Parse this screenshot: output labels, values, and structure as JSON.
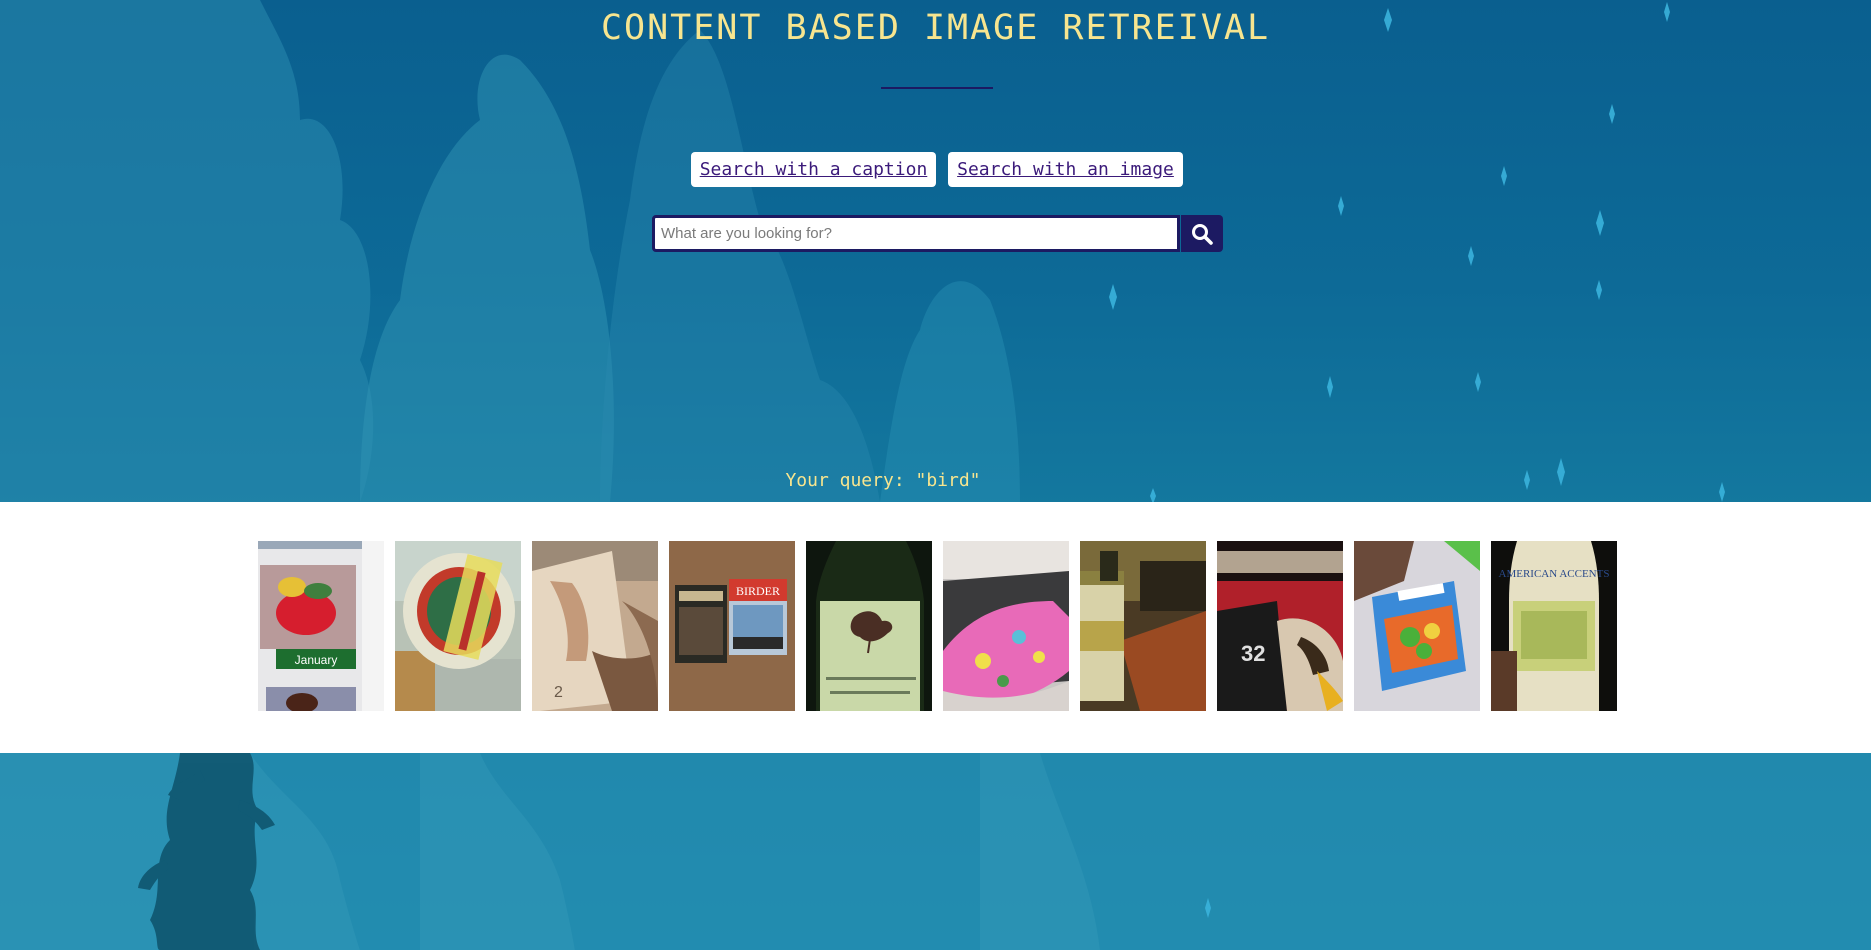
{
  "page": {
    "title": "CONTENT BASED IMAGE RETREIVAL"
  },
  "modes": {
    "caption_label": "Search with a caption",
    "image_label": "Search with an image"
  },
  "search": {
    "placeholder": "What are you looking for?",
    "value": "",
    "button_icon": "search-icon"
  },
  "query": {
    "label": "Your query: \"bird\""
  },
  "results": [
    {
      "subject": "bird-calendar",
      "caption": "January"
    },
    {
      "subject": "beer-can-label"
    },
    {
      "subject": "banknote-in-hand"
    },
    {
      "subject": "dvd-books-mash-birder",
      "caption": "BIRDER"
    },
    {
      "subject": "wine-bottle-bird-label"
    },
    {
      "subject": "colorful-fabric-on-couch"
    },
    {
      "subject": "jar-on-counter"
    },
    {
      "subject": "sports-jersey-32",
      "caption": "32"
    },
    {
      "subject": "frozen-vegetables-bag"
    },
    {
      "subject": "american-accents-bottle",
      "caption": "AMERICAN ACCENTS"
    }
  ],
  "colors": {
    "title": "#f7e58f",
    "accent": "#1c1a62",
    "link": "#3b1a7a",
    "background": "#0d6a97"
  }
}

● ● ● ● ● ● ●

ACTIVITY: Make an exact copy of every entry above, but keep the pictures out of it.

WRITTEN RESPONSE:
Parse this screenshot: output labels, values, and structure as JSON.
{
  "page": {
    "title": "CONTENT BASED IMAGE RETREIVAL"
  },
  "modes": {
    "caption_label": "Search with a caption",
    "image_label": "Search with an image"
  },
  "search": {
    "placeholder": "What are you looking for?",
    "value": "",
    "button_icon": "search-icon"
  },
  "query": {
    "label": "Your query: \"bird\""
  },
  "results": [
    {
      "subject": "bird-calendar",
      "caption": "January"
    },
    {
      "subject": "beer-can-label"
    },
    {
      "subject": "banknote-in-hand"
    },
    {
      "subject": "dvd-books-mash-birder",
      "caption": "BIRDER"
    },
    {
      "subject": "wine-bottle-bird-label"
    },
    {
      "subject": "colorful-fabric-on-couch"
    },
    {
      "subject": "jar-on-counter"
    },
    {
      "subject": "sports-jersey-32",
      "caption": "32"
    },
    {
      "subject": "frozen-vegetables-bag"
    },
    {
      "subject": "american-accents-bottle",
      "caption": "AMERICAN ACCENTS"
    }
  ],
  "colors": {
    "title": "#f7e58f",
    "accent": "#1c1a62",
    "link": "#3b1a7a",
    "background": "#0d6a97"
  }
}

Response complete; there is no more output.